British foreign minister James Cleverly and European Commission Vice President Maros Sefcovic said the deal in London was an important step towards further talks on the trading rules, known as the Northern Ireland protocol.
"They agreed that while a range of critical issues need to be resolved to find a way forward, an agreement was reached today on the way forward regarding the specific question of the EU's access to UK IT systems," a joint statement said.
"They noted this work was a critical prerequisite to building trust and providing assurance, and provided a new basis for EU-UK discussions."
A spokesperson for Prime Minister Rishi Sunak told reporters the agreement was "an important step forwards".
Irish foreign minister Micheal Martin welcomed the joint statement and said he would be in Brussels on Tuesday for talks including on the protocol.

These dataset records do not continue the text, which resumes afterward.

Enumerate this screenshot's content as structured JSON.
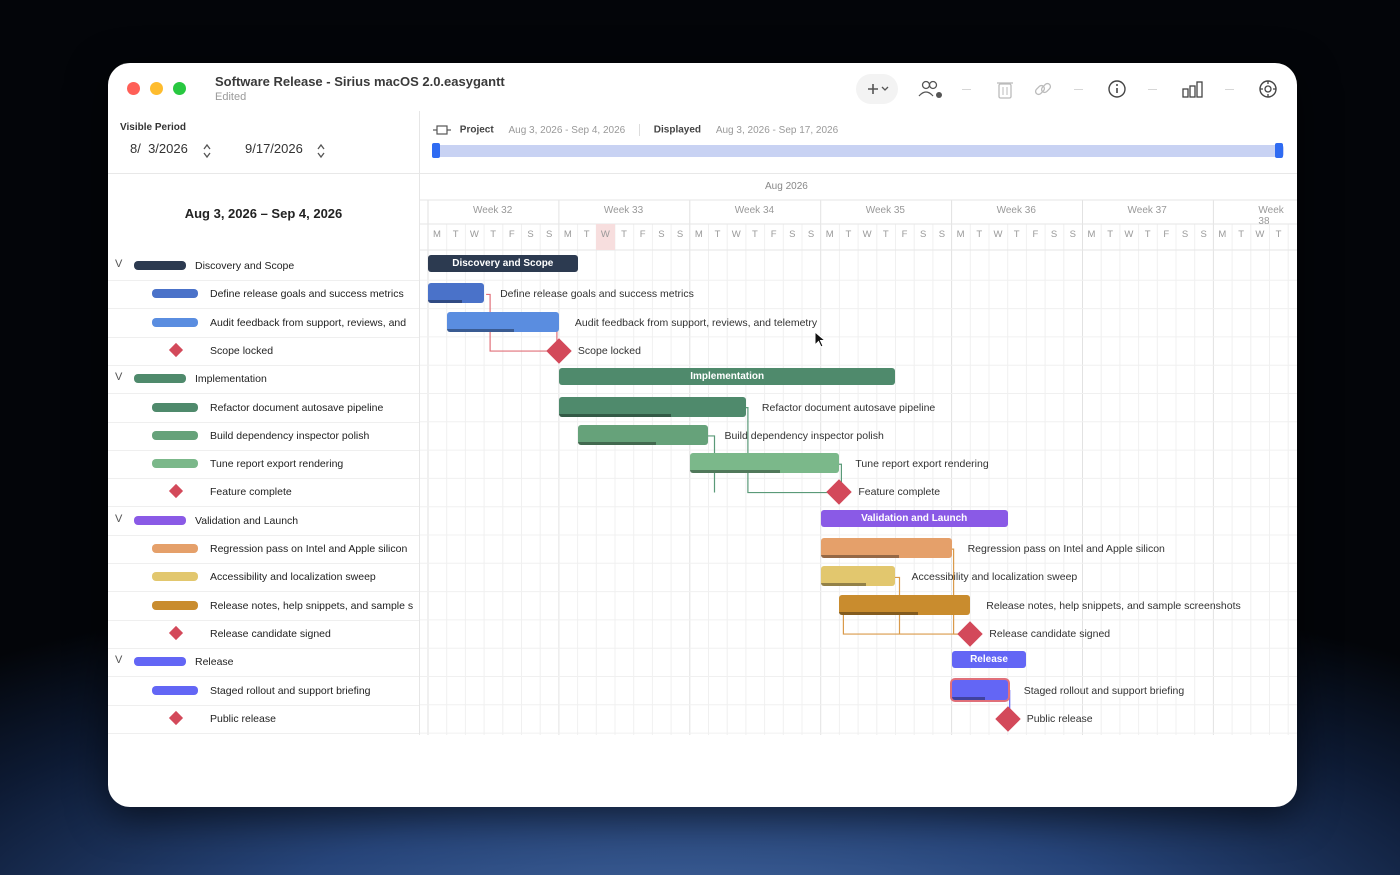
{
  "window": {
    "title": "Software Release - Sirius macOS 2.0.easygantt",
    "status": "Edited"
  },
  "toolbar": {
    "add_icon": "plus-chevron-icon",
    "icons": [
      "add-people-icon",
      "trash-icon",
      "link-icon",
      "info-icon",
      "chart-icon",
      "settings-icon"
    ]
  },
  "visible_period": {
    "label": "Visible Period",
    "start": "8/  3/2026",
    "end": "9/17/2026"
  },
  "project_info": {
    "project_label": "Project",
    "project_range": "Aug 3, 2026 - Sep 4, 2026",
    "displayed_label": "Displayed",
    "displayed_range": "Aug 3, 2026 - Sep 17, 2026"
  },
  "range_title": "Aug 3, 2026 – Sep 4, 2026",
  "timeline": {
    "month": "Aug 2026",
    "weeks": [
      "Week 32",
      "Week 33",
      "Week 34",
      "Week 35",
      "Week 36",
      "Week 37",
      "Week 38"
    ],
    "day_letters": [
      "M",
      "T",
      "W",
      "T",
      "F",
      "S",
      "S"
    ]
  },
  "colors": {
    "discovery": "#2c3a50",
    "implementation": "#4f8a6c",
    "validation": "#8a5ae6",
    "release": "#6366f5",
    "milestone": "#d3495a"
  },
  "tasks": [
    {
      "type": "group",
      "label": "Discovery and Scope",
      "color": "#2c3a50",
      "start": 0,
      "duration": 8
    },
    {
      "type": "task",
      "label": "Define release goals and success metrics",
      "color": "#4a72c9",
      "start": 0,
      "duration": 3
    },
    {
      "type": "task",
      "label": "Audit feedback from support, reviews, and telemetry",
      "sidebar_label": "Audit feedback from support, reviews, and",
      "color": "#5a8de0",
      "start": 1,
      "duration": 6
    },
    {
      "type": "milestone",
      "label": "Scope locked",
      "start": 7
    },
    {
      "type": "group",
      "label": "Implementation",
      "color": "#4f8a6c",
      "start": 7,
      "duration": 18
    },
    {
      "type": "task",
      "label": "Refactor document autosave pipeline",
      "color": "#4f8a6c",
      "start": 7,
      "duration": 10
    },
    {
      "type": "task",
      "label": "Build dependency inspector polish",
      "color": "#66a27a",
      "start": 8,
      "duration": 7
    },
    {
      "type": "task",
      "label": "Tune report export rendering",
      "color": "#7bb88a",
      "start": 14,
      "duration": 8
    },
    {
      "type": "milestone",
      "label": "Feature complete",
      "start": 22
    },
    {
      "type": "group",
      "label": "Validation and Launch",
      "color": "#8a5ae6",
      "start": 21,
      "duration": 10
    },
    {
      "type": "task",
      "label": "Regression pass on Intel and Apple silicon",
      "color": "#e5a06a",
      "start": 21,
      "duration": 7
    },
    {
      "type": "task",
      "label": "Accessibility and localization sweep",
      "color": "#e2c76e",
      "start": 21,
      "duration": 4
    },
    {
      "type": "task",
      "label": "Release notes, help snippets, and sample screenshots",
      "sidebar_label": "Release notes, help snippets, and sample s",
      "color": "#c98c2e",
      "start": 22,
      "duration": 7
    },
    {
      "type": "milestone",
      "label": "Release candidate signed",
      "start": 29
    },
    {
      "type": "group",
      "label": "Release",
      "color": "#6366f5",
      "start": 28,
      "duration": 4
    },
    {
      "type": "task",
      "label": "Staged rollout and support briefing",
      "color": "#6366f5",
      "start": 28,
      "duration": 3
    },
    {
      "type": "milestone",
      "label": "Public release",
      "start": 31
    }
  ]
}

In order to preserve a 1998 peace deal between British territory Northern Ireland and EU member Ireland and avoid a hard border between the two, Britain agreed as part of its departure from the EU to effectively leave Northern Ireland within the bloc's single market for goods.
That has necessitated checks since January 2021 on some goods coming from the rest of the United Kingdom although Britain has not implemented many of them after applying grace periods. It has also subsequently sought to rewrite the deal to reduce those barriers and promote the free flow of goods.
The EU has long sought live or semi-live data on goods travelling from Britain to Northern Ireland in order to work out whether to carry out checks on arrival.
Britain has built a new system to provide the EU with real-time customs data relating to Northern Ireland, safety and security declarations and some transit information, to try to ease EU concerns that goods could enter Ireland without paying EU customs.
"We are pleased that they are starting to use the system now and are broadly working with the (UK government) to make ongoing improvements," Sunak's spokesperson said.
"There is some progress but there are still significant issues at the heart of the protocol that need addressing," referring to issues such as the role of the European Court of Justice in any trade dispute.
(Reporting by Kylie MacLellan and Elizabeth Piper; Additional reporting by Philip Blenkinsop and Padraic Halpin; Writing by Sachin Ravikumar; Editing by William James, William Maclean and Alison Williams)